4. Find a way to stand out and show interest in a niche.
If the internship you’re applying to is front-end web focused, highlight browser application projects you’ve worked on.
If the internship you’re applying to focuses on data science, show me you’ve done something with TensorFlow.
I try not to be overly impressed with quantity; the difference between someone in a life situation who has 80 hours a week of free time versus a career changer with a complex family situation is massive in terms of their ability to work on side projects. For that reason, I don’t discount homework, school projects and/or code academy projects. Anything a candidate has done while learning the craft counts as showing interest. Extras are nice but not required.
5. Study up, but don’t stress solving a problem… instead consider how you approach problems.
We do whiteboard sessions in our interviews but they’re much less about reaching a solution that they are about design, collaboration and how you handle questions and critical feedback about your work.
A good, collaborative effort that fails at arriving at a solution is much more positively received than a thorough solution with poor interactions or with un-shown work.
If I only had four hours to study for a whiteboard interview, I personally wouldn’t spend them on leetcoder or flashcarding sort algorithms. I’d spend two hours sourcing and building for myself a generalized framework for solving problems, and two hours practicing with a friend sketching and writing pseudo-code while my friend gives critical feedback.

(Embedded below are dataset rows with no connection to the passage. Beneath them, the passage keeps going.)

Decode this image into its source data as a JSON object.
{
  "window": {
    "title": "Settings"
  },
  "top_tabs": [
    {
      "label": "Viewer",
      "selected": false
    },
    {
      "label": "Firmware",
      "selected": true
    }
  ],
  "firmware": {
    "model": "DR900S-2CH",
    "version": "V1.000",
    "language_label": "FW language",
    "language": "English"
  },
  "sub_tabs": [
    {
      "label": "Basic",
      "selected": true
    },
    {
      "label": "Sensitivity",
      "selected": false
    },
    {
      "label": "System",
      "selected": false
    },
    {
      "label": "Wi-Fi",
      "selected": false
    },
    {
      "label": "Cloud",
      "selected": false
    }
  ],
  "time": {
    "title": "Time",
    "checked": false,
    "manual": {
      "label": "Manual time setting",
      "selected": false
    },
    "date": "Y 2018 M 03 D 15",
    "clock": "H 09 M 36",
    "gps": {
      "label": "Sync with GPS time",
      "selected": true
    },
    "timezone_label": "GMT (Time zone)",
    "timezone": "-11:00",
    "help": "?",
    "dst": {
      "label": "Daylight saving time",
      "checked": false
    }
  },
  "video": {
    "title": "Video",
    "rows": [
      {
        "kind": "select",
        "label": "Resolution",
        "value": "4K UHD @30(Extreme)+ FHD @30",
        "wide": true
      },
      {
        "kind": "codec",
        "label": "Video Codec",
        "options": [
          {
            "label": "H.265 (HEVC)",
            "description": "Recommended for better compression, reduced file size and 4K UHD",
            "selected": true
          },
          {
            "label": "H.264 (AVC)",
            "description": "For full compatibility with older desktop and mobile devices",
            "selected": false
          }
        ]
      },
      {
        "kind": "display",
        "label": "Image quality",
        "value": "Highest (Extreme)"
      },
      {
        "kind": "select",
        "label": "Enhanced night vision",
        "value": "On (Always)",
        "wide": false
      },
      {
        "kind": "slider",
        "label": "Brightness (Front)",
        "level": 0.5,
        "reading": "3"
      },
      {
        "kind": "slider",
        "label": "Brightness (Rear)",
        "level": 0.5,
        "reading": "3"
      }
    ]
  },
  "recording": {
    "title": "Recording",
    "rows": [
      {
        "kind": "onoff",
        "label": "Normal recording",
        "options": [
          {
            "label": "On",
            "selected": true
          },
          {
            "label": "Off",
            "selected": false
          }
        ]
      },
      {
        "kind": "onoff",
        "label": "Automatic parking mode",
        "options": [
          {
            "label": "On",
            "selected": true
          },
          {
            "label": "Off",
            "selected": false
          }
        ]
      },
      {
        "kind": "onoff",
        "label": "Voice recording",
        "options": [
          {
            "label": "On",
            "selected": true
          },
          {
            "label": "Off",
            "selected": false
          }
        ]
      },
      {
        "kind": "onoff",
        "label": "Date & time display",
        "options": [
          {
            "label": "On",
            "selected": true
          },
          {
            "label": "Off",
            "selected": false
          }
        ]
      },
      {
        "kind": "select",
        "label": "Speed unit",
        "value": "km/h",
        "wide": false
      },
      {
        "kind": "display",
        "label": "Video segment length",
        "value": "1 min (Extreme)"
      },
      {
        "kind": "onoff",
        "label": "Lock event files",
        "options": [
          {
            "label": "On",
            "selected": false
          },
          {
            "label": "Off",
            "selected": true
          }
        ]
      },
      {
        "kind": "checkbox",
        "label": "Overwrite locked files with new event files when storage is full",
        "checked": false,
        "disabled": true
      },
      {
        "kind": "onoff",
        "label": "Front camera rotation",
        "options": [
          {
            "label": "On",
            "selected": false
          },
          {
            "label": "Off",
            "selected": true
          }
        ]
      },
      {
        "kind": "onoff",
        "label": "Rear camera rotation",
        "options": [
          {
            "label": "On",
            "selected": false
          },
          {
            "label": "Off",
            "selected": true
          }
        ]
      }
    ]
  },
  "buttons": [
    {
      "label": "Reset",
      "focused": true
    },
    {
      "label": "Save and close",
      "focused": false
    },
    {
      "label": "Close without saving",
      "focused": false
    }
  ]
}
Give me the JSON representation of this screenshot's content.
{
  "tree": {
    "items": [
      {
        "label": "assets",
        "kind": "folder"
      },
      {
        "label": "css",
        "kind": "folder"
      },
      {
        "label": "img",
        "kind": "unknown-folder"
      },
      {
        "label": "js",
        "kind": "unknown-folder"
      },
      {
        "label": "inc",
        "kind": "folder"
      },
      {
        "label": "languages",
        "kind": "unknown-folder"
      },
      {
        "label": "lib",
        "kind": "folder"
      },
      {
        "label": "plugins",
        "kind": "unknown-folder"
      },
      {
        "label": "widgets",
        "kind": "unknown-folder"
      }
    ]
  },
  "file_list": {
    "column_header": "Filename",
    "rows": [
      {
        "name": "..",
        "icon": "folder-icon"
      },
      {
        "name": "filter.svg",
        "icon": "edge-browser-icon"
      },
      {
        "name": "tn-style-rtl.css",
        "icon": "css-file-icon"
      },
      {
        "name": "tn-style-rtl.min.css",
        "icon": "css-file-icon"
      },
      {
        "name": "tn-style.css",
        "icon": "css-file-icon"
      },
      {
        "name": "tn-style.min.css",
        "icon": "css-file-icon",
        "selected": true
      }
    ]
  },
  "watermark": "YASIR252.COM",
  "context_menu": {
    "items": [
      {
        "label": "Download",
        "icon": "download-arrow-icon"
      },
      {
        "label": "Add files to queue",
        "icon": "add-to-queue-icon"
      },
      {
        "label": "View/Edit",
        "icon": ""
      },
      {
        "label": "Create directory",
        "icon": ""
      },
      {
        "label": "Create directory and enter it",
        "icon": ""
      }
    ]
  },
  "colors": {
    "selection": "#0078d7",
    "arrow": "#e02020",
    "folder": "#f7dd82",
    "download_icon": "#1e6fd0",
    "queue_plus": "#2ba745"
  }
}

This is just one perspective of many in the industry, but hopefully it helps you either with the confidence to apply for that internship or at least not be disappointed when you don’t get it.